First of all, kudos for not using (or misusing) the term "pastoral musicians". They used the term "liturgical musicians", instead. I don't know about the average Catholic, but I tend to define "liturgical musician" as a musician who plays truly liturgical music, and not just plop together four of the "greatest hits" along with a Mass setting that has a plethora of alterations in the text.

49. Liturgical musicians are first of all disciples, and only then are they ministers. Joined to Christ through the Sacraments of Initiation, musicians belong to the assembly of the baptized faithful; they are worshipers above all else. Like other baptized members of the assembly, pastoral musicians need to hear the Gospel, experience conversion, profess faith in Christ, and so proclaim the praise of God. Thus, musicians who serve the Church at prayer are not merely employees or volunteers. They are ministers who share the faith, serve the community, and express the love of God and neighbor through music.

OH CRAP! Too good to be true, I guess. They said "pastoral musicians" after all. But like I said before, I know a couple of Anglicans who do just as well with the liturgy as (if not better than) most Catholics. One of them may have converted. I'm not exactly sure.

50. All pastoral musicians—professional or volunteer, full-time or part-time, director or choir member, cantor or instrumentalist—exercise a genuine liturgical ministry. The community of the faithful has a right to expect that this service will be provided competently. Pastoral musicians should receive appropriate formation that is based on their baptismal call to discipleship; that grounds them in a love for and knowledge of Scripture, Catholic teaching, Liturgy, and music; and that equips them with the musical, liturgical, and pastoral skills to serve the Church at prayer.

I'll agree to that. Can we "form" new musicians to undo the mess-ups of the last 40 years?

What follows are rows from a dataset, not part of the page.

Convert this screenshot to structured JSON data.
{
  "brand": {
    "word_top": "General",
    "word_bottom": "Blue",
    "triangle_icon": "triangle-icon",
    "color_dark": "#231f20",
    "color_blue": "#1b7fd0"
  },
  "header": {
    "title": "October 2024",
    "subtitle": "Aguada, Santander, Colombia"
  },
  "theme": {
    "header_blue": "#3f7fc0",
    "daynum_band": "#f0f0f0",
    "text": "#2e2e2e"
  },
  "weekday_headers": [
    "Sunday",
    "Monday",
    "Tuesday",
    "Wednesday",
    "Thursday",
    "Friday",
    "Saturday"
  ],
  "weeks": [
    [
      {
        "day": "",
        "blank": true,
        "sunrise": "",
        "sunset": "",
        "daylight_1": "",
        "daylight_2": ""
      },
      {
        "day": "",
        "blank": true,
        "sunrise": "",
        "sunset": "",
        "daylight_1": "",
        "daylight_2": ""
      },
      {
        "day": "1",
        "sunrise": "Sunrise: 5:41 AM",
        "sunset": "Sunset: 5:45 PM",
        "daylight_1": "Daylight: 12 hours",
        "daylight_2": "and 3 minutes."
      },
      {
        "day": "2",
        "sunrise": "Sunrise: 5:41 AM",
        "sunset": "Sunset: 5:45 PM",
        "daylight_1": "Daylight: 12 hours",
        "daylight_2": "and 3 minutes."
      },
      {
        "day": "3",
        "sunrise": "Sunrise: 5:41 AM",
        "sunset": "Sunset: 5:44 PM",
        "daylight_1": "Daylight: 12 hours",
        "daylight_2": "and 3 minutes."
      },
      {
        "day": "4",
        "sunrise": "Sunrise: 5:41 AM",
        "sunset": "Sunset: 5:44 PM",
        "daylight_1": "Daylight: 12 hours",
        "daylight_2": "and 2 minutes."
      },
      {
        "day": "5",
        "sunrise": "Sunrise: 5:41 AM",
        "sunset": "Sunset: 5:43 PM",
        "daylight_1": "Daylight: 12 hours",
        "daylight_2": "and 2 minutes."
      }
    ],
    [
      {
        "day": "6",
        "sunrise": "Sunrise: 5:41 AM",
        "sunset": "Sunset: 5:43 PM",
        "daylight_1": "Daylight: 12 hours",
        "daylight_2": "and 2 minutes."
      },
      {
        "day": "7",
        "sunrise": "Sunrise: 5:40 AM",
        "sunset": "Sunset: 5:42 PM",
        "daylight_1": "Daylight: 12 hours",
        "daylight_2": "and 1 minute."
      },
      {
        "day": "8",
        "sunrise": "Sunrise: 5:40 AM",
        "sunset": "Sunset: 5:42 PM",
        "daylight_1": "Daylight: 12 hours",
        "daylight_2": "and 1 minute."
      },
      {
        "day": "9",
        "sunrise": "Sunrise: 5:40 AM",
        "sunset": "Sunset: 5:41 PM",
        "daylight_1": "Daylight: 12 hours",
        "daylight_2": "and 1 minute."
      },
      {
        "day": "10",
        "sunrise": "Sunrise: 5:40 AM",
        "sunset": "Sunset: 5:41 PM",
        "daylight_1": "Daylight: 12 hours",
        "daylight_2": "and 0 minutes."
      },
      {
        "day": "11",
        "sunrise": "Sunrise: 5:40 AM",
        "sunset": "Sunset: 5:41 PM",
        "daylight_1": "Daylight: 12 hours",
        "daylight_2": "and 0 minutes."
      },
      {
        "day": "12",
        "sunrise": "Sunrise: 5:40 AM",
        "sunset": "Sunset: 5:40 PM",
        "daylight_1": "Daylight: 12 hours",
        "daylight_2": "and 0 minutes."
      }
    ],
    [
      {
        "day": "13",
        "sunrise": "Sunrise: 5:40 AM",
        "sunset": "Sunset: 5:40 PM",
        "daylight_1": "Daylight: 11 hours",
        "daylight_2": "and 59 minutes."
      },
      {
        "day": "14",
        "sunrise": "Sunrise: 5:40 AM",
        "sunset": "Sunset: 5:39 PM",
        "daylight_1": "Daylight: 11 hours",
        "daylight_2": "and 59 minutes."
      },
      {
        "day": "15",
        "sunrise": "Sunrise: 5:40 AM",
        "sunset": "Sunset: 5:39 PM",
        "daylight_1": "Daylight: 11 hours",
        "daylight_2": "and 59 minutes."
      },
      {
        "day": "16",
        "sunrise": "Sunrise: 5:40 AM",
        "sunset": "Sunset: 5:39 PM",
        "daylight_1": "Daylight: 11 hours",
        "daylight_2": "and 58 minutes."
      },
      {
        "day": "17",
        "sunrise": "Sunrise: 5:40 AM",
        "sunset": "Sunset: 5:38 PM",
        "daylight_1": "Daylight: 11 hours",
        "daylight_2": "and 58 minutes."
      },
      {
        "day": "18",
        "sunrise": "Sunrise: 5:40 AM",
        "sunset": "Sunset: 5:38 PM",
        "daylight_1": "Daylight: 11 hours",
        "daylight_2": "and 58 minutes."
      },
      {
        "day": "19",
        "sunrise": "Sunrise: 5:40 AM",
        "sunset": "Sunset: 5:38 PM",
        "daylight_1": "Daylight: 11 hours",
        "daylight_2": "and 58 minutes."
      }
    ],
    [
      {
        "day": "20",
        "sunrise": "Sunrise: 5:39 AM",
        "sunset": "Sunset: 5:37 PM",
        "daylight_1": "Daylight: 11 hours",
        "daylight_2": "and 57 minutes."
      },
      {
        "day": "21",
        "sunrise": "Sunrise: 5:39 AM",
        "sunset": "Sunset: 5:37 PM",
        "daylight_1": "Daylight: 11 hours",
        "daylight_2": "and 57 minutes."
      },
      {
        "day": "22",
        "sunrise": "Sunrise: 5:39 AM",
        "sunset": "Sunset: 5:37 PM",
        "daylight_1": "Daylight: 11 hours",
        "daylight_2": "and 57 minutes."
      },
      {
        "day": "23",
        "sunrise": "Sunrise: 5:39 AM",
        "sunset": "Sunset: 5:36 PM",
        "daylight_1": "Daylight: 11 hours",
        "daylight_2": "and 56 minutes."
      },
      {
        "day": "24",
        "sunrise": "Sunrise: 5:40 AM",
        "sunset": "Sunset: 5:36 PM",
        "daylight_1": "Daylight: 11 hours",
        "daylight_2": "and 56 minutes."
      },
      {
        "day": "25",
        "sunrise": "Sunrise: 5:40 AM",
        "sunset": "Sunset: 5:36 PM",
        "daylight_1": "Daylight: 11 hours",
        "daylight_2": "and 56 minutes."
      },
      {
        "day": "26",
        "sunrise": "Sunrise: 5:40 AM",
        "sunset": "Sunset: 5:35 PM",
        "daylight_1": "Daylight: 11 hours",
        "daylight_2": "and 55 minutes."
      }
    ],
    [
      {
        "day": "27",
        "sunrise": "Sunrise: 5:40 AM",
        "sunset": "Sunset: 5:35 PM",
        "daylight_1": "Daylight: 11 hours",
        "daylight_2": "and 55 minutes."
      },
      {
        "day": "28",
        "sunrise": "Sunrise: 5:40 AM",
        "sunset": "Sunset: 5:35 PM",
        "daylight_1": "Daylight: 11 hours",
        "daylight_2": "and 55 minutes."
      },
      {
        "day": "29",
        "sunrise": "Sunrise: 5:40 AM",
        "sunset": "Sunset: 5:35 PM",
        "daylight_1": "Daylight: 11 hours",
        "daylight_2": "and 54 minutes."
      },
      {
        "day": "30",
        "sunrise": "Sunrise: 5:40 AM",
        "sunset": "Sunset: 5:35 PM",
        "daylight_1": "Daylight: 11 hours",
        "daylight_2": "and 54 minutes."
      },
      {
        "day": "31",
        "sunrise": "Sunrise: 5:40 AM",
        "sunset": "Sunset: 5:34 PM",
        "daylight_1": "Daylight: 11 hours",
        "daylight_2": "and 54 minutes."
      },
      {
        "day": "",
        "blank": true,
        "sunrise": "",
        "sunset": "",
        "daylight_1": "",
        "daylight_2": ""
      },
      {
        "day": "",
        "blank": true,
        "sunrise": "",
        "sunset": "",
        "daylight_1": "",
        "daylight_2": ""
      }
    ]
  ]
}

51. Preparation for music ministry should include appropriate human formation, spiritual formation, intellectual formation, and pastoral formation. Bishops and pastors should encourage liturgical musicians to take part in ministerial formation opportunities offered by universities, colleges, seminaries, ministry formation programs, dioceses, and national ministry associations. Parishes and dioceses should provide the financial support needed to ensure competent liturgical musical leadership.

The CMAA would be an excellent place to start (in terms of national ministry associations).

52. The service of pastoral musicians should be recognized as a valued and integral part of the overall pastoral ministry of the parish or diocese; provision should be made for just compensation. Professional directors of music ministries and part-time pastoral music ministers should each receive appropriate wages and benefits that affirm the dignity of their work.

Yes - thank you!

53. Liturgical music ministers should be provided with the proper resources to carry out
their administrative functions in a professional manner.


Absolutely!

So, we have one section anyways that (overall) I can rate as quite good. Next post will be "Music in Catholic Schools". Rave or rant? Stay tuned.

Peace,
BMP

MY NEW CHOIR

OK - I've been out of work for about nearly four weeks now, but here is the new choir I get to direct in order to stay in practice for the next job I get.


This cat is a former lounge singer at St. Joan's and is now the soprano section leader in our Cat Chorale.


This soprano may look and act like Paris Hilton, but she's brought the roof down at Lincoln Center, so she likes to think.


One of our altos, this cat is an accomplished blues singer down at Lupo's Heartbreak Hotel, while doubling as a section leader at my former roundhouse church.


Pinky here was once a liturgical dance choreographer for a certain west coast religious misedumacation congress, until she found the knack for singing and joined last year's congress choir.


Finally, the founding member of the Cat Chorale, and one of the first parish folk group members. She even tried to start a folk group while the 1962 Roman Missal was still in force as the Ordinary Form of worship.

Think they can sing Gregorian Chant?
Peace,
BMP